Everything we do in the Maternity Transformation Programme contributes to improving safety. And it’s what women want too. As Better Births was developed, women consistently told us was that they want personalised care, continuity of carer, safer care, kinder care, a service that was family friendly. They want to have a say, to make decisions about their maternity care, their birth and their aftercare.

We have set ourselves very high standards for safety in maternity and neonatal care. We have achieved some fantastic results but there is still much more we can do. Please come and join us tomorrow (27 March) in Manchester and see where the next 12 months will take us.

Celia Ingham Clark

Celia Ingham Clark is the Medical Director for Clinical Effectiveness at NHS England.

She trained in Cambridge and London and was appointed as a consultant general surgeon at the Whittington Hospital in 1996.

After early work in medical education she developed an interest in quality improvement and this took her through several medical management roles to become Medical Director of the trust from 2004-2012.

More recently she worked as national clinical director for acute surgery and enhanced recovery, and as London regional lead for revalidation and quality.

For two years from 2014 she was the NHS England Director for reducing premature mortality, and in 2016 became the Medical Director for Clinical Effectiveness.
She was awarded an MBE in 2013 for services to the NHS.

Celia is also the interim National Director of Patient Safety at NHS Improvement.

Leave a Reply

Your email address will not be published.

2 comments

  1. Concerned says:

    Safety should be at the heart of any system, moreover those which impact either directly or indirectly on the people using a service or those offering a service. It’s more than shameful then that NHS England and others in the NHS family don’t provide protection to individuals be they patients of members of its own workforce, whilst it does provide protections to senior managers engaged in wrongdoing, thus making every attempt to limit its liability. The excessively high level of Employment Tribunals which are now published will bear this out, although a researcher will be hard pressed to see how much money is being misappropriated by NHS managers in an attempt to stop cases being heard, the same is true of cases before the Parliamentary Health Service Ombusman

    • Kassander says:

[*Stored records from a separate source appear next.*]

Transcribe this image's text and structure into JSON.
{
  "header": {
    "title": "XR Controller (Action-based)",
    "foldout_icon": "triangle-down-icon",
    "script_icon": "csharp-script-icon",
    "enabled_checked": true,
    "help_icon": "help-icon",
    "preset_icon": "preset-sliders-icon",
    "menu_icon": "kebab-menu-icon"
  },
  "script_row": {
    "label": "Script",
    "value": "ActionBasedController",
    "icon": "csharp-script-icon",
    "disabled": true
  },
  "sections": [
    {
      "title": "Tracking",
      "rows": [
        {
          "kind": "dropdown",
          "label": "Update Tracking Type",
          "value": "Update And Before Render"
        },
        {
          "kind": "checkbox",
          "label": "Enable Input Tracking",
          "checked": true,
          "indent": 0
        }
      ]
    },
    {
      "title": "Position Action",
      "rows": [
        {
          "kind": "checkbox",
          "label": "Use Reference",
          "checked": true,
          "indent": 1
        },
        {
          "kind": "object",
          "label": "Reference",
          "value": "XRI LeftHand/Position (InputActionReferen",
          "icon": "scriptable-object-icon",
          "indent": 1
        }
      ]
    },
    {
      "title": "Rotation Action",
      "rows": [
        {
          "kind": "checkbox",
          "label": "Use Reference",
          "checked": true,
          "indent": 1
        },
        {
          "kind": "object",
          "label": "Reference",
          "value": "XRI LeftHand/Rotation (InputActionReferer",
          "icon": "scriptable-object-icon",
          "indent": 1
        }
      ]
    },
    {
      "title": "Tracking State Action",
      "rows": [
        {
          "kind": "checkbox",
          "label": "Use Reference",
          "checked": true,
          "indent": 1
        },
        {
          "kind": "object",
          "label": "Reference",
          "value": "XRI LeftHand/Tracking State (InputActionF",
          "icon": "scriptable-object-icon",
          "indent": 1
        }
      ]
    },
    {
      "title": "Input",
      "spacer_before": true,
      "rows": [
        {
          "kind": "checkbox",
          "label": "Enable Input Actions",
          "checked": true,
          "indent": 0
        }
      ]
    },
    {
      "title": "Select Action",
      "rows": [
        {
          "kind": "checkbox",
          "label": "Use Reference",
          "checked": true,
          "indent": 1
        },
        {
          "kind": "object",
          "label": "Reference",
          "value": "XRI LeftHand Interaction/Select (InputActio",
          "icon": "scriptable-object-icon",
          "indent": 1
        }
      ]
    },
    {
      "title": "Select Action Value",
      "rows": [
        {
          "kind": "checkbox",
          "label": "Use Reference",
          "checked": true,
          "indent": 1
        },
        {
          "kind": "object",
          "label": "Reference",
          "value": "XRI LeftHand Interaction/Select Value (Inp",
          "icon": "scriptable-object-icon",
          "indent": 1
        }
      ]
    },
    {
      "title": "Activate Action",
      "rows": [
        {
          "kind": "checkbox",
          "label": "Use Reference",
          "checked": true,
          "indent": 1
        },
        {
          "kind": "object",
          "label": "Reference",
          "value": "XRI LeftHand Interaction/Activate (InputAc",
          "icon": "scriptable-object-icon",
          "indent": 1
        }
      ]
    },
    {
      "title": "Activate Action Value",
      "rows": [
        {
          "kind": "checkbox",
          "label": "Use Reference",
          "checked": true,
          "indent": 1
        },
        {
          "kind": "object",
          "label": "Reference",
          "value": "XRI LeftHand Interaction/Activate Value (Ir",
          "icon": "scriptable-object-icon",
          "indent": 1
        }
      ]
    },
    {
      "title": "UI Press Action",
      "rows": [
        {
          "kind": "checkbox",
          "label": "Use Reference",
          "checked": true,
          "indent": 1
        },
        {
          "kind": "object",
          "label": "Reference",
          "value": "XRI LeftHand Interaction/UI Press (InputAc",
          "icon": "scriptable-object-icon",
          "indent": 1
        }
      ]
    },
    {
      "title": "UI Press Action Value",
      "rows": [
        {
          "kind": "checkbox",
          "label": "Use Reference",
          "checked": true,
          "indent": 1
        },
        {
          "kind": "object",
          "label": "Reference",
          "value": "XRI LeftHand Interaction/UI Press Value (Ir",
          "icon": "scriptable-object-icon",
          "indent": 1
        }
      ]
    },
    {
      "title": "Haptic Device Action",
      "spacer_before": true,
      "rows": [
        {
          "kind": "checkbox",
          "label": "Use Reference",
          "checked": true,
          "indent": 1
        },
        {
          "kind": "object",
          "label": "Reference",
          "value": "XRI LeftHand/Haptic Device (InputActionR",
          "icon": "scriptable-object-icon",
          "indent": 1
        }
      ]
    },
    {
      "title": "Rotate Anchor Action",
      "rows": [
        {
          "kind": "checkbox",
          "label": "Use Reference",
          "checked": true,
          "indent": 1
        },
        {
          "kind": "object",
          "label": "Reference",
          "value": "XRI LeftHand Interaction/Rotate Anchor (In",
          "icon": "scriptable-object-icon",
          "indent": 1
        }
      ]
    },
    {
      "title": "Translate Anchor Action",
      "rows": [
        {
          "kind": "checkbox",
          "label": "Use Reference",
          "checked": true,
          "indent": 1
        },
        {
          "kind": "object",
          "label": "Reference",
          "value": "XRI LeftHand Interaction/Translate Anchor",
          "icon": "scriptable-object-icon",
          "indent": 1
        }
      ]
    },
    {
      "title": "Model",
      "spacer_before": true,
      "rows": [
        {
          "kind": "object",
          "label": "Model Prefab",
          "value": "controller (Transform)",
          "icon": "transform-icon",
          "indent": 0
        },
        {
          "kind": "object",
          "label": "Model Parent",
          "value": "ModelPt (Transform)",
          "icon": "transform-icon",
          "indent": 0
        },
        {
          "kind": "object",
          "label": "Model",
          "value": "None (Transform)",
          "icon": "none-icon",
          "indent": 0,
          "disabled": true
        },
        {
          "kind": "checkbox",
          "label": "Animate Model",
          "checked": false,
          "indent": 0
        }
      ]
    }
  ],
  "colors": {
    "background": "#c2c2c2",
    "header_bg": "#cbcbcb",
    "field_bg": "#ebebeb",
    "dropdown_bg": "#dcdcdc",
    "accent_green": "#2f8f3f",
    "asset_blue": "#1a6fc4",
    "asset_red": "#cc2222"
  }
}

      Well said.
      in the airline industry pilots are encouraged to report ‘incidents’ so that lessons may be learned by the whole industry to the benefit of all.
      Too many in OUR=NHS seek to hide their errors – or in some cases are forced by bean counters to be

      “Economical with the truth”. to the Nth degree.